• [GIVEN RECORDS]
§ §

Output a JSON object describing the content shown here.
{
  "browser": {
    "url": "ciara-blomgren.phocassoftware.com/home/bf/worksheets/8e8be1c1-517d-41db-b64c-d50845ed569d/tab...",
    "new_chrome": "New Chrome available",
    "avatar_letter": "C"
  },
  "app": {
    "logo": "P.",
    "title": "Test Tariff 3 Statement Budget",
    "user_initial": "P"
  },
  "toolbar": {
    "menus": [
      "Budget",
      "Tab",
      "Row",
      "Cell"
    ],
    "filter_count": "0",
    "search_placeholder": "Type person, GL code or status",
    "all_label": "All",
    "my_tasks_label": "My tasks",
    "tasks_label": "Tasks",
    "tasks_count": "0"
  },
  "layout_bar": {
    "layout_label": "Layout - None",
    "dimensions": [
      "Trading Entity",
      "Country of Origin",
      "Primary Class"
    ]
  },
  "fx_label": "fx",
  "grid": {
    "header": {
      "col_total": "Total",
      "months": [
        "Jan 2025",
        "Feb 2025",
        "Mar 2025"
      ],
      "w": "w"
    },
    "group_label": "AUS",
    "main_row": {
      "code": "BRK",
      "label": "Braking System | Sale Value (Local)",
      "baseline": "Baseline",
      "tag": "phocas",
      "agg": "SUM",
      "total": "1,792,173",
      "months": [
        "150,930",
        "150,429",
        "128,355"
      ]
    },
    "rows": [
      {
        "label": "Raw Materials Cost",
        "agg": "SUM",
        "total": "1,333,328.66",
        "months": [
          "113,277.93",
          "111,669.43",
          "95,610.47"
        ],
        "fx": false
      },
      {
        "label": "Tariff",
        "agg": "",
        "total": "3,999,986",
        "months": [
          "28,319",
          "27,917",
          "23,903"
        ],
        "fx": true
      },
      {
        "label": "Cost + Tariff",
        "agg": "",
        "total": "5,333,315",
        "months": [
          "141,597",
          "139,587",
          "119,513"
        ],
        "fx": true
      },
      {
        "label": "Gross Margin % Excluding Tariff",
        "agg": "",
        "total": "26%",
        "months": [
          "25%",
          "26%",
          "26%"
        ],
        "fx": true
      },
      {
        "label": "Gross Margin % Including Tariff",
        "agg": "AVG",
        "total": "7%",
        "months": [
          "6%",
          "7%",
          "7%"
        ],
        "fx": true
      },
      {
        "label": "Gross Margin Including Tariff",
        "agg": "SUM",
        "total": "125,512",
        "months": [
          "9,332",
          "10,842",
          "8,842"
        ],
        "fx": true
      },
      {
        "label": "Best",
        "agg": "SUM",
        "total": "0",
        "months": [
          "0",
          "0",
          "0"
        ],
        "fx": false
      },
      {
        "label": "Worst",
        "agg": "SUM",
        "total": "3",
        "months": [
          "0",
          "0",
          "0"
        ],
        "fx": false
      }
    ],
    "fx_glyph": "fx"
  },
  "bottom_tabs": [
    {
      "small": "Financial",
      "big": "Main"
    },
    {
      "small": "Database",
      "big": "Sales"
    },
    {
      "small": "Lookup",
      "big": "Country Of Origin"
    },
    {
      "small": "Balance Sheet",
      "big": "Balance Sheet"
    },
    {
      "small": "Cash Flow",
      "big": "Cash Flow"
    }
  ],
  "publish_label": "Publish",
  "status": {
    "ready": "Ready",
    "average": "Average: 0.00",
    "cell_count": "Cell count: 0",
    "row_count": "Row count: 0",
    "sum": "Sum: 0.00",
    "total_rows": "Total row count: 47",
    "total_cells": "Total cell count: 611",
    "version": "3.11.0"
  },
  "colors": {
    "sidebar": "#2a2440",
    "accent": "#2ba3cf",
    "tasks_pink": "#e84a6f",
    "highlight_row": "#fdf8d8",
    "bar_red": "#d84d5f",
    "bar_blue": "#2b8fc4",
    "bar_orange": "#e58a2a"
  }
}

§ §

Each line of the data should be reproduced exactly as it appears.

• [PROBLEM SOLUTION]
Output a JSON object describing the content shown here.
{
  "browser": {
    "url": "ciara-blomgren.phocassoftware.com/home/bf/worksheets/8e8be1c1-517d-41db-b64c-d50845ed569d/tab...",
    "new_chrome": "New Chrome available",
    "avatar_letter": "C"
  },
  "app": {
    "logo": "P.",
    "title": "Test Tariff 3 Statement Budget",
    "user_initial": "P"
  },
  "toolbar": {
    "menus": [
      "Budget",
      "Tab",
      "Row",
      "Cell"
    ],
    "filter_count": "0",
    "search_placeholder": "Type person, GL code or status",
    "all_label": "All",
    "my_tasks_label": "My tasks",
    "tasks_label": "Tasks",
    "tasks_count": "0"
  },
  "layout_bar": {
    "layout_label": "Layout - None",
    "dimensions": [
      "Trading Entity",
      "Country of Origin",
      "Primary Class"
    ]
  },
  "fx_label": "fx",
  "grid": {
    "header": {
      "col_total": "Total",
      "months": [
        "Jan 2025",
        "Feb 2025",
        "Mar 2025"
      ],
      "w": "w"
    },
    "group_label": "AUS",
    "main_row": {
      "code": "BRK",
      "label": "Braking System | Sale Value (Local)",
      "baseline": "Baseline",
      "tag": "phocas",
      "agg": "SUM",
      "total": "1,792,173",
      "months": [
        "150,930",
        "150,429",
        "128,355"
      ]
    },
    "rows": [
      {
        "label": "Raw Materials Cost",
        "agg": "SUM",
        "total": "1,333,328.66",
        "months": [
          "113,277.93",
          "111,669.43",
          "95,610.47"
        ],
        "fx": false
      },
      {
        "label": "Tariff",
        "agg": "",
        "total": "3,999,986",
        "months": [
          "28,319",
          "27,917",
          "23,903"
        ],
        "fx": true
      },
      {
        "label": "Cost + Tariff",
        "agg": "",
        "total": "5,333,315",
        "months": [
          "141,597",
          "139,587",
          "119,513"
        ],
        "fx": true
      },
      {
        "label": "Gross Margin % Excluding Tariff",
        "agg": "",
        "total": "26%",
        "months": [
          "25%",
          "26%",
          "26%"
        ],
        "fx": true
      },
      {
        "label": "Gross Margin % Including Tariff",
        "agg": "AVG",
        "total": "7%",
        "months": [
          "6%",
          "7%",
          "7%"
        ],
        "fx": true
      },
      {
        "label": "Gross Margin Including Tariff",
        "agg": "SUM",
        "total": "125,512",
        "months": [
          "9,332",
          "10,842",
          "8,842"
        ],
        "fx": true
      },
      {
        "label": "Best",
        "agg": "SUM",
        "total": "0",
        "months": [
          "0",
          "0",
          "0"
        ],
        "fx": false
      },
      {
        "label": "Worst",
        "agg": "SUM",
        "total": "3",
        "months": [
          "0",
          "0",
          "0"
        ],
        "fx": false
      }
    ],
    "fx_glyph": "fx"
  },
  "bottom_tabs": [
    {
      "small": "Financial",
      "big": "Main"
    },
    {
      "small": "Database",
      "big": "Sales"
    },
    {
      "small": "Lookup",
      "big": "Country Of Origin"
    },
    {
      "small": "Balance Sheet",
      "big": "Balance Sheet"
    },
    {
      "small": "Cash Flow",
      "big": "Cash Flow"
    }
  ],
  "publish_label": "Publish",
  "status": {
    "ready": "Ready",
    "average": "Average: 0.00",
    "cell_count": "Cell count: 0",
    "row_count": "Row count: 0",
    "sum": "Sum: 0.00",
    "total_rows": "Total row count: 47",
    "total_cells": "Total cell count: 611",
    "version": "3.11.0"
  },
  "colors": {
    "sidebar": "#2a2440",
    "accent": "#2ba3cf",
    "tasks_pink": "#e84a6f",
    "highlight_row": "#fdf8d8",
    "bar_red": "#d84d5f",
    "bar_blue": "#2b8fc4",
    "bar_orange": "#e58a2a"
  }
}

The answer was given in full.